The application of both Skene and Rossato, prior to the implementation of the casual definition, were to have a positive impact as many employers were required to review their workforce and assess if their long terms casual employees were in fact ‘other than casuals’, and, entitled to the same entitlements as permanent employees. It was hoped that the impact of these decisions would reduce casualisation in the Australian workforce.

However, the arguments advanced in Skene and Rossato in assessing if a worker is ‘other than a casual’, such as a regular pattern of hours, and, a firm advance commitment of work, are directly undermined by the new casual definition in the Fair Work Act. This amendment will further entrench casualisation of the workforce and seeks to further embolden employers to use a casualised workforce, as, opposed to a permanent workforce.

Loading offset

The newly inserted section 545A will apply to employees who are not casual employees, but, have been incorrectly described as casual employees and have been paid casual loading.

If such an employee commences an underpayment claim for entitlements owed to permanent employees, section 545A (2) requires that the amount of an underpayment claim must be set off against any casual leave loading paid.

Casual conversion

The newly inserted Division 4A provides a process for converting an employee’s employment from casual to permanent. Sections 66C and 66H set out a number of ‘reasonable business grounds’ that an employer can rely upon to not make an offer of conversion, or, to refuse a request for conversion to permanent employment made by the employee. Reasonable business grounds include that the employee’s position would cease to exist in 12 months, or, that their hours of work will be reduced within 12 months.

Our view is that ‘reasonable business grounds’ leave room for an employer to state that someone’s role isn’t required at the time of the request for conversation.
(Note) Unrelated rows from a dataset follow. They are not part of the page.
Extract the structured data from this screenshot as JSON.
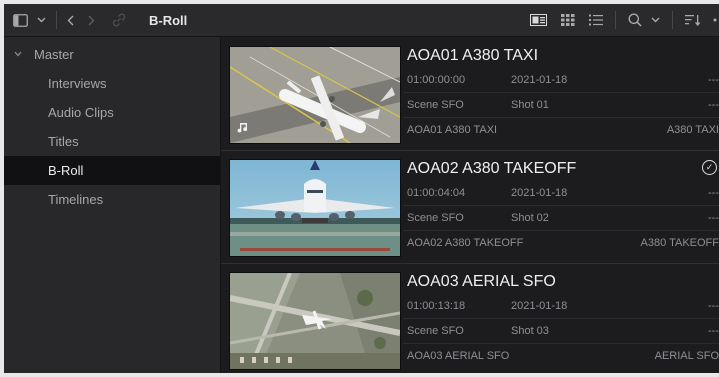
{
  "toolbar": {
    "title": "B-Roll",
    "icons": [
      "sidebar-toggle-icon",
      "chevron-down-icon",
      "back-arrow-icon",
      "forward-arrow-icon",
      "link-icon",
      "thumbnail-view-icon",
      "grid-view-icon",
      "list-view-icon",
      "search-icon",
      "chevron-down-icon",
      "sort-icon",
      "more-icon"
    ]
  },
  "sidebar": {
    "root": "Master",
    "items": [
      {
        "label": "Interviews"
      },
      {
        "label": "Audio Clips"
      },
      {
        "label": "Titles"
      },
      {
        "label": "B-Roll",
        "selected": true
      },
      {
        "label": "Timelines"
      }
    ]
  },
  "clips": [
    {
      "title": "AOA01 A380 TAXI",
      "timecode": "01:00:00:00",
      "date": "2021-01-18",
      "scene": "Scene SFO",
      "shot": "Shot 01",
      "extra1": "---",
      "extra2": "---",
      "name": "AOA01 A380 TAXI",
      "desc": "A380 TAXI",
      "has_audio": true,
      "checked": false
    },
    {
      "title": "AOA02 A380 TAKEOFF",
      "timecode": "01:00:04:04",
      "date": "2021-01-18",
      "scene": "Scene SFO",
      "shot": "Shot 02",
      "extra1": "---",
      "extra2": "---",
      "name": "AOA02 A380 TAKEOFF",
      "desc": "A380 TAKEOFF",
      "has_audio": false,
      "checked": true
    },
    {
      "title": "AOA03 AERIAL SFO",
      "timecode": "01:00:13:18",
      "date": "2021-01-18",
      "scene": "Scene SFO",
      "shot": "Shot 03",
      "extra1": "---",
      "extra2": "---",
      "name": "AOA03 AERIAL SFO",
      "desc": "AERIAL SFO",
      "has_audio": false,
      "checked": false
    }
  ],
  "colors": {
    "panel_bg": "#1d1d20",
    "sidebar_bg": "#28282b",
    "selected_bg": "#111113",
    "title_text": "#f0f0f0",
    "meta_text": "#8f8f94"
  }
}
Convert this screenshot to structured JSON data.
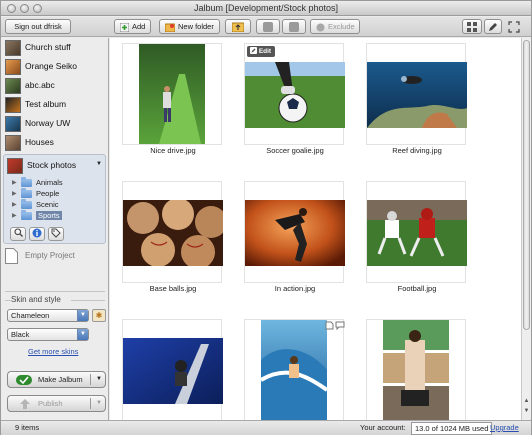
{
  "window": {
    "title": "Jalbum [Development/Stock photos]"
  },
  "toolbar": {
    "sign_out": "Sign out dfrisk",
    "add": "Add",
    "new_folder": "New folder",
    "exclude": "Exclude"
  },
  "sidebar": {
    "albums": [
      {
        "label": "Church stuff",
        "thumb": "#6f5d4a"
      },
      {
        "label": "Orange Seiko",
        "thumb": "#c8773a"
      },
      {
        "label": "abc.abc",
        "thumb": "#4c6a3a"
      },
      {
        "label": "Test album",
        "thumb": "#c47a2a"
      },
      {
        "label": "Norway UW",
        "thumb": "#2e5f84"
      },
      {
        "label": "Houses",
        "thumb": "#8a6a52"
      }
    ],
    "stock": {
      "label": "Stock photos",
      "folders": [
        "Animals",
        "People",
        "Scenic",
        "Sports"
      ],
      "selected": "Sports"
    },
    "empty_project": "Empty Project",
    "skin_section": "Skin and style",
    "skin": "Chameleon",
    "style": "Black",
    "more_skins": "Get more skins",
    "make_album": "Make Jalbum",
    "publish": "Publish"
  },
  "main": {
    "edit_label": "Edit",
    "photos": [
      {
        "caption": "Nice drive.jpg"
      },
      {
        "caption": "Soccer goalie.jpg"
      },
      {
        "caption": "Reef diving.jpg"
      },
      {
        "caption": "Base balls.jpg"
      },
      {
        "caption": "In action.jpg"
      },
      {
        "caption": "Football.jpg"
      },
      {
        "caption": ""
      },
      {
        "caption": ""
      },
      {
        "caption": ""
      }
    ]
  },
  "status": {
    "items": "9 items",
    "account_label": "Your account:",
    "quota": "13.0 of 1024 MB used",
    "upgrade": "Upgrade"
  },
  "colors": {
    "accent": "#2a4fb0",
    "selection": "#6f86a9"
  }
}
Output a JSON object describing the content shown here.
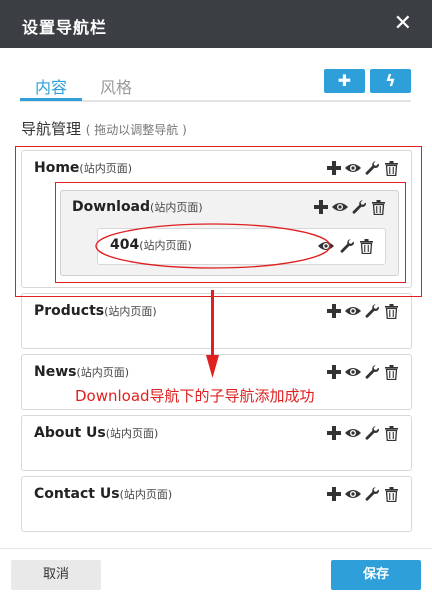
{
  "dialog": {
    "title": "设置导航栏",
    "close_glyph": "✕"
  },
  "tabs": [
    {
      "label": "内容"
    },
    {
      "label": "风格"
    }
  ],
  "toolbar": {
    "add_glyph": "✚",
    "quick_glyph": "ϟ"
  },
  "section": {
    "title": "导航管理",
    "hint": "( 拖动以调整导航 )"
  },
  "nav_items": [
    {
      "name": "Home",
      "type": "(站内页面)"
    },
    {
      "name": "Download",
      "type": "(站内页面)"
    },
    {
      "name": "404",
      "type": "(站内页面)"
    },
    {
      "name": "Products",
      "type": "(站内页面)"
    },
    {
      "name": "News",
      "type": "(站内页面)"
    },
    {
      "name": "About Us",
      "type": "(站内页面)"
    },
    {
      "name": "Contact Us",
      "type": "(站内页面)"
    }
  ],
  "annotation": {
    "text": "Download导航下的子导航添加成功",
    "color": "#e02020"
  },
  "footer": {
    "cancel_label": "取消",
    "save_label": "保存"
  },
  "colors": {
    "accent": "#2e9fd8",
    "titlebar": "#3b3e43",
    "annotation_red": "#e02020"
  },
  "icons": [
    "plus-icon",
    "eye-icon",
    "wrench-icon",
    "trash-icon",
    "close-icon",
    "lightning-icon"
  ]
}
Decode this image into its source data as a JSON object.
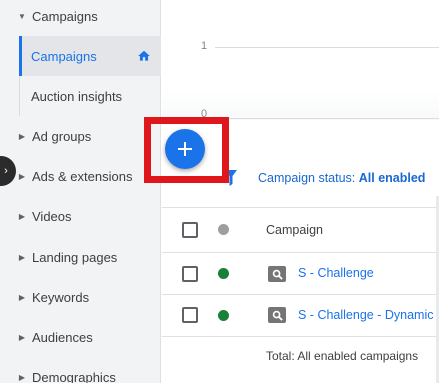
{
  "sidebar": {
    "items": [
      {
        "label": "Campaigns",
        "expanded": true
      },
      {
        "label": "Campaigns",
        "active": true
      },
      {
        "label": "Auction insights"
      },
      {
        "label": "Ad groups"
      },
      {
        "label": "Ads & extensions"
      },
      {
        "label": "Videos"
      },
      {
        "label": "Landing pages"
      },
      {
        "label": "Keywords"
      },
      {
        "label": "Audiences"
      },
      {
        "label": "Demographics"
      }
    ]
  },
  "chart": {
    "y_ticks": [
      "1",
      "0"
    ]
  },
  "filter": {
    "prefix": "Campaign status: ",
    "value": "All enabled"
  },
  "table": {
    "header": "Campaign",
    "rows": [
      {
        "name": "S - Challenge",
        "status_color": "#188038"
      },
      {
        "name": "S - Challenge - Dynamic",
        "status_color": "#188038"
      }
    ],
    "total": "Total: All enabled campaigns"
  },
  "colors": {
    "accent": "#1a73e8",
    "highlight": "#e0161d",
    "enabled": "#188038"
  },
  "icons": {
    "fab": "plus-icon",
    "home": "home-icon",
    "filter": "filter-icon",
    "toggle": "chevron-right-icon"
  }
}
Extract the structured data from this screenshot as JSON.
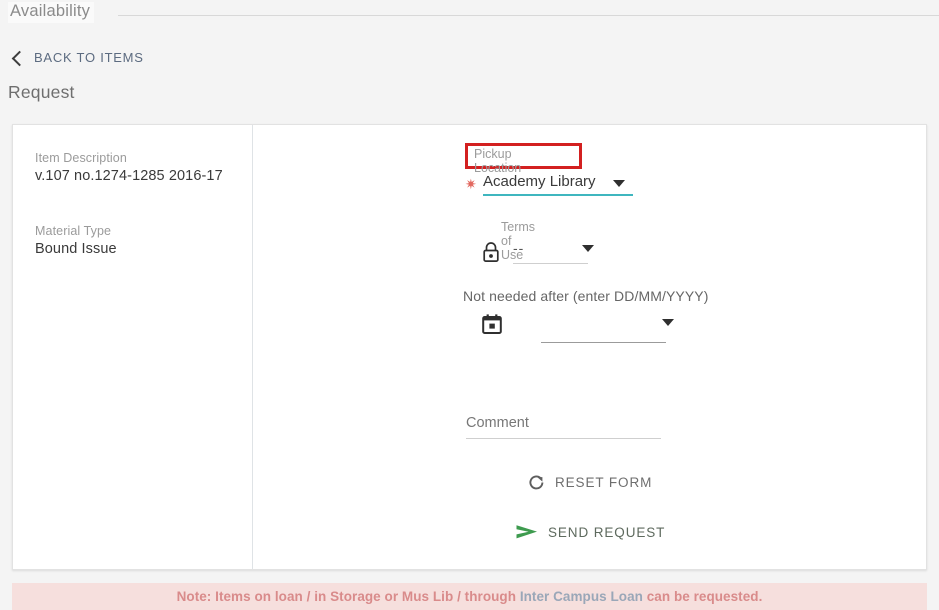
{
  "tab": {
    "label": "Availability"
  },
  "back_link": {
    "label": "BACK TO ITEMS",
    "icon": "chevron-left-icon"
  },
  "page_title": "Request",
  "item": {
    "description_label": "Item Description",
    "description_value": "v.107 no.1274-1285 2016-17",
    "material_label": "Material Type",
    "material_value": "Bound Issue"
  },
  "form": {
    "pickup": {
      "label": "Pickup Location",
      "value": "Academy Library",
      "required_marker": "✷",
      "caret_icon": "chevron-down-icon",
      "highlight_color": "#d32020",
      "underline_color": "#3fb6bf"
    },
    "terms": {
      "label": "Terms of Use",
      "value": "--",
      "icon": "lock-icon",
      "caret_icon": "chevron-down-icon"
    },
    "date": {
      "label": "Not needed after (enter DD/MM/YYYY)",
      "value": "",
      "placeholder": "",
      "icon": "calendar-icon",
      "caret_icon": "chevron-down-icon"
    },
    "comment": {
      "label": "Comment",
      "value": "",
      "placeholder": ""
    },
    "reset_button": {
      "label": "RESET FORM",
      "icon": "refresh-icon"
    },
    "send_button": {
      "label": "SEND REQUEST",
      "icon": "send-arrow-icon",
      "color": "#3e9b4f"
    }
  },
  "footer": {
    "text_before": "Note: Items on loan / in Storage or Mus Lib / through ",
    "link_text": "Inter Campus Loan",
    "text_after": " can be requested.",
    "background": "#f6dfdd",
    "text_color": "#d98b8b",
    "link_color": "#9aa7b8"
  }
}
They could then state in 12 months that the position or hours of that worker are still required due to a change in business circumstances, even though they denied an employee’s request at first instance and in reality they were likely eligible for conversion.

It also appears that an employer can continue to rely upon reasonable business grounds provided to an employee, after the first occasion they are considered for permanent employment, on later occasions that an employee requests permanent employment (see section 66F). We are concerned that an employer need only, in practice, consider an employee once for conversation to permanent employment if they have refused the employee’s request on reasonable business grounds.


In short, the Omnibus Bill does not include many of the contentious amendments that were the subject of the campaign against it, given that only Schedule 1 was passed. However, the introduction of the casual definition and the other amendments that flow from that definition will create significant issues for workers who have been treated differently from employees who are permanent, while in essence carrying out the same work.   

Practice Areas: